Welfare Info

Welfare Programs in The United States


Government welfare programs in the United States have been in existence since the early 1900s. These programs provide aid to children and families who are economically disadvantaged and are in need of assistance.

The first federal welfare program in the United States was the Social Security Act of 1935. This program provided payments to elderly and disabled individuals, as well as survivors of deceased workers. It is still in effect today and continues to help those in need.

In the 1960s, the War on Poverty was launched by President Lyndon B. Johnson. This effort included a number of initiatives aimed at reducing poverty, such as the establishment of the Food Stamp Program, Medicare, Medicaid, and the Head Start Program. These programs are still in place and have helped millions of Americans.

The Aid to Families with Dependent Children (AFDC) program was established in 1935 and was later replaced by the Temporary Assistance for Needy Families (TANF) program in 1996. This program provides cash assistance, job training, and other services to low-income families with children.

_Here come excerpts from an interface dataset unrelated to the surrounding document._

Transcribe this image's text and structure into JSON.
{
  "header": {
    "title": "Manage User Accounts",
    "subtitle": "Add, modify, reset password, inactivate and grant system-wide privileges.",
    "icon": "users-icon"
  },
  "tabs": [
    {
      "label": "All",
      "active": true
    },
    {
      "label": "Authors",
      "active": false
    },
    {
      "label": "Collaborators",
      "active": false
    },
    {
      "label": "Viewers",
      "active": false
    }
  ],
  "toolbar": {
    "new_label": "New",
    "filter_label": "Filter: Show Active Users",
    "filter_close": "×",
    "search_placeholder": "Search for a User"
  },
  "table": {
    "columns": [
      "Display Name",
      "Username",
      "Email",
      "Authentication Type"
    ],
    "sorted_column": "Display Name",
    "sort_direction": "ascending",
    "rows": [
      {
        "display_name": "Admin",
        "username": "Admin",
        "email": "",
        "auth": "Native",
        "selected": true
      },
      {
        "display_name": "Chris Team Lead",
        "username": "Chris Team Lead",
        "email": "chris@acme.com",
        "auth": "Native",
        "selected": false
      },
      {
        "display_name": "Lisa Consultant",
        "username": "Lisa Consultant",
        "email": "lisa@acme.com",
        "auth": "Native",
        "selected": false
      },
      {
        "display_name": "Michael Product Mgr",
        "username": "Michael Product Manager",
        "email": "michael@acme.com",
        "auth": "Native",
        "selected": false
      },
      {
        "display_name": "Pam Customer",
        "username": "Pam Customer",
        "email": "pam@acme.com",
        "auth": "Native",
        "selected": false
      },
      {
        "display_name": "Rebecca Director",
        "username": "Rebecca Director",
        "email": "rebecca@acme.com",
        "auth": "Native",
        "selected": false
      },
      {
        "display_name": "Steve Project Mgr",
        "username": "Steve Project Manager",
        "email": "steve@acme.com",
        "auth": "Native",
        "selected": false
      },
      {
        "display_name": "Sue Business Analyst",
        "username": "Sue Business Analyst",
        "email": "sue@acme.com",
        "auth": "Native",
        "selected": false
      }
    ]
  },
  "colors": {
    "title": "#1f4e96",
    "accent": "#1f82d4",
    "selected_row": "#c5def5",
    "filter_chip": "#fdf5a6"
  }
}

The Supplemental Security Income (SSI) program was established in 1974 and provides assistance to people with disabilities who are unable to work. This program is administered by the Social Security Administration and is still in place today.

The Child Care and Development Block Grant (CCDBG) program was established in 1990 and provides funding to states to provide child care services to low-income families.

The Special Supplemental Nutrition Program for Women, Infants, and Children (WIC) was established in 1972 and provides nutritional assistance to pregnant women, new mothers, and young children.

The Children’s Health Insurance Program (CHIP) was established in 1997 and provides health insurance to children in families that cannot afford private health coverage.

The National School Lunch Program (NSLP) was created in 1946 and provides free and reduced-price meals to children in need.

Finally, the Children’s Health Insurance Program Reauthorization Act (CHIPRA) was passed in 2009 and reauthorized the CHIP program.

These are all major federal government aid programs for children that have been in place since the early 1900s. These programs have helped millions of children in the United States and are an important part of the social safety net.